(Interface dataset entries)
* * * * * * *

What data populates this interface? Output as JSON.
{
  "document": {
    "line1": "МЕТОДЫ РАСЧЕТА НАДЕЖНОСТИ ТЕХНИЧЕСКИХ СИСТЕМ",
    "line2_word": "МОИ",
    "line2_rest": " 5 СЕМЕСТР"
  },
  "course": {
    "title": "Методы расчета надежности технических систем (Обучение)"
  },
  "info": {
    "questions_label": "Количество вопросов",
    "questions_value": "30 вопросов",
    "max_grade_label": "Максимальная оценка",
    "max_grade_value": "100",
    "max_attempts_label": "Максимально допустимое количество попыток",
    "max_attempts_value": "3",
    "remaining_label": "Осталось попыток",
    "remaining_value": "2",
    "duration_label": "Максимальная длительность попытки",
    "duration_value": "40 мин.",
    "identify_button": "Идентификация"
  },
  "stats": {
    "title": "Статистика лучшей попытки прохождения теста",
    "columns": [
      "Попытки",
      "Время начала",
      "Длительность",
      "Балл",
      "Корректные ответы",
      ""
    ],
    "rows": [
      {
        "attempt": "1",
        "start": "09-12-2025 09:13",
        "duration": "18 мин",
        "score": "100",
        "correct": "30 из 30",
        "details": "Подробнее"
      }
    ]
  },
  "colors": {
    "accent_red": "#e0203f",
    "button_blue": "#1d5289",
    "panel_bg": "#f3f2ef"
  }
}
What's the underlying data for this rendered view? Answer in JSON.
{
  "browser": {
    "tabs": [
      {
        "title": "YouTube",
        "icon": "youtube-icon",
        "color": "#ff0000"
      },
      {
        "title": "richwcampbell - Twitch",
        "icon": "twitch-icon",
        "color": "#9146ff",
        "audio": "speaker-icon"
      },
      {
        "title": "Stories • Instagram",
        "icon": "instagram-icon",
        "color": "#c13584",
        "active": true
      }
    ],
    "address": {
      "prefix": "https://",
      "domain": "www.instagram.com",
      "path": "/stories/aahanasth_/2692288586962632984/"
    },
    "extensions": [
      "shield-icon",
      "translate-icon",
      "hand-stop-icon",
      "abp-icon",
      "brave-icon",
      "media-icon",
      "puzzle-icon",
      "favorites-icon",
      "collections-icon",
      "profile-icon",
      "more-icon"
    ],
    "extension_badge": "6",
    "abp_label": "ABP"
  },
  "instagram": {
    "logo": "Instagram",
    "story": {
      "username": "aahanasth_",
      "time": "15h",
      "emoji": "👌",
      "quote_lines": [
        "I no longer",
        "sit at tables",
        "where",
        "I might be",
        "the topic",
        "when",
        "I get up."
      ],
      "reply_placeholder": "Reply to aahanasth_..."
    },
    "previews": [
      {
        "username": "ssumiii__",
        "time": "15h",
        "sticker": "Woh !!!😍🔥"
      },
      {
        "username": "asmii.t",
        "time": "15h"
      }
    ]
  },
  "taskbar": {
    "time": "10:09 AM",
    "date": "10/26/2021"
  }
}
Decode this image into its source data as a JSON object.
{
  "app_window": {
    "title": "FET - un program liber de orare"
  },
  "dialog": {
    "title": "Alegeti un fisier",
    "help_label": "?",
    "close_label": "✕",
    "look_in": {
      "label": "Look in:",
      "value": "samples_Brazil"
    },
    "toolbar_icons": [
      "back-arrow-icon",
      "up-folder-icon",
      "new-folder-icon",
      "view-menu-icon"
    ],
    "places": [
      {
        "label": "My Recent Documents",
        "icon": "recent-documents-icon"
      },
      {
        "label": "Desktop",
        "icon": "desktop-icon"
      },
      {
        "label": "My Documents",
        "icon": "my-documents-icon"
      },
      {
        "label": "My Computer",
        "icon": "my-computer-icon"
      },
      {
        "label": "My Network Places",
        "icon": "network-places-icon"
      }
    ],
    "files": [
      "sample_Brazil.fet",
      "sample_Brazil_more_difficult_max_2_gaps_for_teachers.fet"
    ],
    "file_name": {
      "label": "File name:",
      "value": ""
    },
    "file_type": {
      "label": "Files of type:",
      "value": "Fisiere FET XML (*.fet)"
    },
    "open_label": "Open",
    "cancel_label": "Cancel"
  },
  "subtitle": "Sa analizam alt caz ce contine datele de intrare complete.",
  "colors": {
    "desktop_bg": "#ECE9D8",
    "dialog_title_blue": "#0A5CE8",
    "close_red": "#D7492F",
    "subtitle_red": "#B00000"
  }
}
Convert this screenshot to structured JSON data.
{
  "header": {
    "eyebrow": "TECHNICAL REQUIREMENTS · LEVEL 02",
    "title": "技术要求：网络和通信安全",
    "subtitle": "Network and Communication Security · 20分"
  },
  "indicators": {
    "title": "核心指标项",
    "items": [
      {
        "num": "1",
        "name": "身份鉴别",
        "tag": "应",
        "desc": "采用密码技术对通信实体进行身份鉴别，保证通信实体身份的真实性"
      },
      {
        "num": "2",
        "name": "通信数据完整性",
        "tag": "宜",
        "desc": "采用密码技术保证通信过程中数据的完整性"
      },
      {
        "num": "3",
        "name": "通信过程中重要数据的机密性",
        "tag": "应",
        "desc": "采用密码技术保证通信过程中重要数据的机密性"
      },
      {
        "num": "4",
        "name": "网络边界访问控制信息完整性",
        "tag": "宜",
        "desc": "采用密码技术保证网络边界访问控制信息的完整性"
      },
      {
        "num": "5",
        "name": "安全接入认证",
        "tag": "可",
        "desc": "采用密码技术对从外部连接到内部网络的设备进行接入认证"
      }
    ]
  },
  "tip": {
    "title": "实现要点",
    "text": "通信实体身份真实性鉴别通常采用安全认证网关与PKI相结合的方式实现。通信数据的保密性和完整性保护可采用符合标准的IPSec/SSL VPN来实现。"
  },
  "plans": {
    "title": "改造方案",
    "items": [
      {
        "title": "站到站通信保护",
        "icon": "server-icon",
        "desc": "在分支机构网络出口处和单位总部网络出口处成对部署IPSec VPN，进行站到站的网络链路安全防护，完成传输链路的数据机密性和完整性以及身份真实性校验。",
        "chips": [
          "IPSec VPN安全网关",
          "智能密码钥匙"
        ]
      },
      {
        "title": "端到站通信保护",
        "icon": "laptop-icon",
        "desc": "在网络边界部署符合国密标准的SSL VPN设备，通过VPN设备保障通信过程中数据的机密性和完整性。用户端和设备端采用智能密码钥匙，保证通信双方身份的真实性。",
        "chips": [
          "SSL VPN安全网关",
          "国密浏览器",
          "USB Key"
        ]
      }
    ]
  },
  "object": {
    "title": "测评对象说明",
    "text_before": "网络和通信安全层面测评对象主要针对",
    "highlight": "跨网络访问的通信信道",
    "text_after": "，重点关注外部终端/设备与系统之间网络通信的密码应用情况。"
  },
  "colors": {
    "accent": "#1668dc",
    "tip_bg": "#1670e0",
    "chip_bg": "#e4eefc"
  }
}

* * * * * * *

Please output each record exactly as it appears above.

→ Answer to the exercise
What data populates this interface? Output as JSON.
{
  "document": {
    "line1": "МЕТОДЫ РАСЧЕТА НАДЕЖНОСТИ ТЕХНИЧЕСКИХ СИСТЕМ",
    "line2_word": "МОИ",
    "line2_rest": " 5 СЕМЕСТР"
  },
  "course": {
    "title": "Методы расчета надежности технических систем (Обучение)"
  },
  "info": {
    "questions_label": "Количество вопросов",
    "questions_value": "30 вопросов",
    "max_grade_label": "Максимальная оценка",
    "max_grade_value": "100",
    "max_attempts_label": "Максимально допустимое количество попыток",
    "max_attempts_value": "3",
    "remaining_label": "Осталось попыток",
    "remaining_value": "2",
    "duration_label": "Максимальная длительность попытки",
    "duration_value": "40 мин.",
    "identify_button": "Идентификация"
  },
  "stats": {
    "title": "Статистика лучшей попытки прохождения теста",
    "columns": [
      "Попытки",
      "Время начала",
      "Длительность",
      "Балл",
      "Корректные ответы",
      ""
    ],
    "rows": [
      {
        "attempt": "1",
        "start": "09-12-2025 09:13",
        "duration": "18 мин",
        "score": "100",
        "correct": "30 из 30",
        "details": "Подробнее"
      }
    ]
  },
  "colors": {
    "accent_red": "#e0203f",
    "button_blue": "#1d5289",
    "panel_bg": "#f3f2ef"
  }
}
What's the underlying data for this rendered view? Answer in JSON.
{
  "browser": {
    "tabs": [
      {
        "title": "YouTube",
        "icon": "youtube-icon",
        "color": "#ff0000"
      },
      {
        "title": "richwcampbell - Twitch",
        "icon": "twitch-icon",
        "color": "#9146ff",
        "audio": "speaker-icon"
      },
      {
        "title": "Stories • Instagram",
        "icon": "instagram-icon",
        "color": "#c13584",
        "active": true
      }
    ],
    "address": {
      "prefix": "https://",
      "domain": "www.instagram.com",
      "path": "/stories/aahanasth_/2692288586962632984/"
    },
    "extensions": [
      "shield-icon",
      "translate-icon",
      "hand-stop-icon",
      "abp-icon",
      "brave-icon",
      "media-icon",
      "puzzle-icon",
      "favorites-icon",
      "collections-icon",
      "profile-icon",
      "more-icon"
    ],
    "extension_badge": "6",
    "abp_label": "ABP"
  },
  "instagram": {
    "logo": "Instagram",
    "story": {
      "username": "aahanasth_",
      "time": "15h",
      "emoji": "👌",
      "quote_lines": [
        "I no longer",
        "sit at tables",
        "where",
        "I might be",
        "the topic",
        "when",
        "I get up."
      ],
      "reply_placeholder": "Reply to aahanasth_..."
    },
    "previews": [
      {
        "username": "ssumiii__",
        "time": "15h",
        "sticker": "Woh !!!😍🔥"
      },
      {
        "username": "asmii.t",
        "time": "15h"
      }
    ]
  },
  "taskbar": {
    "time": "10:09 AM",
    "date": "10/26/2021"
  }
}
Decode this image into its source data as a JSON object.
{
  "app_window": {
    "title": "FET - un program liber de orare"
  },
  "dialog": {
    "title": "Alegeti un fisier",
    "help_label": "?",
    "close_label": "✕",
    "look_in": {
      "label": "Look in:",
      "value": "samples_Brazil"
    },
    "toolbar_icons": [
      "back-arrow-icon",
      "up-folder-icon",
      "new-folder-icon",
      "view-menu-icon"
    ],
    "places": [
      {
        "label": "My Recent Documents",
        "icon": "recent-documents-icon"
      },
      {
        "label": "Desktop",
        "icon": "desktop-icon"
      },
      {
        "label": "My Documents",
        "icon": "my-documents-icon"
      },
      {
        "label": "My Computer",
        "icon": "my-computer-icon"
      },
      {
        "label": "My Network Places",
        "icon": "network-places-icon"
      }
    ],
    "files": [
      "sample_Brazil.fet",
      "sample_Brazil_more_difficult_max_2_gaps_for_teachers.fet"
    ],
    "file_name": {
      "label": "File name:",
      "value": ""
    },
    "file_type": {
      "label": "Files of type:",
      "value": "Fisiere FET XML (*.fet)"
    },
    "open_label": "Open",
    "cancel_label": "Cancel"
  },
  "subtitle": "Sa analizam alt caz ce contine datele de intrare complete.",
  "colors": {
    "desktop_bg": "#ECE9D8",
    "dialog_title_blue": "#0A5CE8",
    "close_red": "#D7492F",
    "subtitle_red": "#B00000"
  }
}
Convert this screenshot to structured JSON data.
{
  "header": {
    "eyebrow": "TECHNICAL REQUIREMENTS · LEVEL 02",
    "title": "技术要求：网络和通信安全",
    "subtitle": "Network and Communication Security · 20分"
  },
  "indicators": {
    "title": "核心指标项",
    "items": [
      {
        "num": "1",
        "name": "身份鉴别",
        "tag": "应",
        "desc": "采用密码技术对通信实体进行身份鉴别，保证通信实体身份的真实性"
      },
      {
        "num": "2",
        "name": "通信数据完整性",
        "tag": "宜",
        "desc": "采用密码技术保证通信过程中数据的完整性"
      },
      {
        "num": "3",
        "name": "通信过程中重要数据的机密性",
        "tag": "应",
        "desc": "采用密码技术保证通信过程中重要数据的机密性"
      },
      {
        "num": "4",
        "name": "网络边界访问控制信息完整性",
        "tag": "宜",
        "desc": "采用密码技术保证网络边界访问控制信息的完整性"
      },
      {
        "num": "5",
        "name": "安全接入认证",
        "tag": "可",
        "desc": "采用密码技术对从外部连接到内部网络的设备进行接入认证"
      }
    ]
  },
  "tip": {
    "title": "实现要点",
    "text": "通信实体身份真实性鉴别通常采用安全认证网关与PKI相结合的方式实现。通信数据的保密性和完整性保护可采用符合标准的IPSec/SSL VPN来实现。"
  },
  "plans": {
    "title": "改造方案",
    "items": [
      {
        "title": "站到站通信保护",
        "icon": "server-icon",
        "desc": "在分支机构网络出口处和单位总部网络出口处成对部署IPSec VPN，进行站到站的网络链路安全防护，完成传输链路的数据机密性和完整性以及身份真实性校验。",
        "chips": [
          "IPSec VPN安全网关",
          "智能密码钥匙"
        ]
      },
      {
        "title": "端到站通信保护",
        "icon": "laptop-icon",
        "desc": "在网络边界部署符合国密标准的SSL VPN设备，通过VPN设备保障通信过程中数据的机密性和完整性。用户端和设备端采用智能密码钥匙，保证通信双方身份的真实性。",
        "chips": [
          "SSL VPN安全网关",
          "国密浏览器",
          "USB Key"
        ]
      }
    ]
  },
  "object": {
    "title": "测评对象说明",
    "text_before": "网络和通信安全层面测评对象主要针对",
    "highlight": "跨网络访问的通信信道",
    "text_after": "，重点关注外部终端/设备与系统之间网络通信的密码应用情况。"
  },
  "colors": {
    "accent": "#1668dc",
    "tip_bg": "#1670e0",
    "chip_bg": "#e4eefc"
  }
}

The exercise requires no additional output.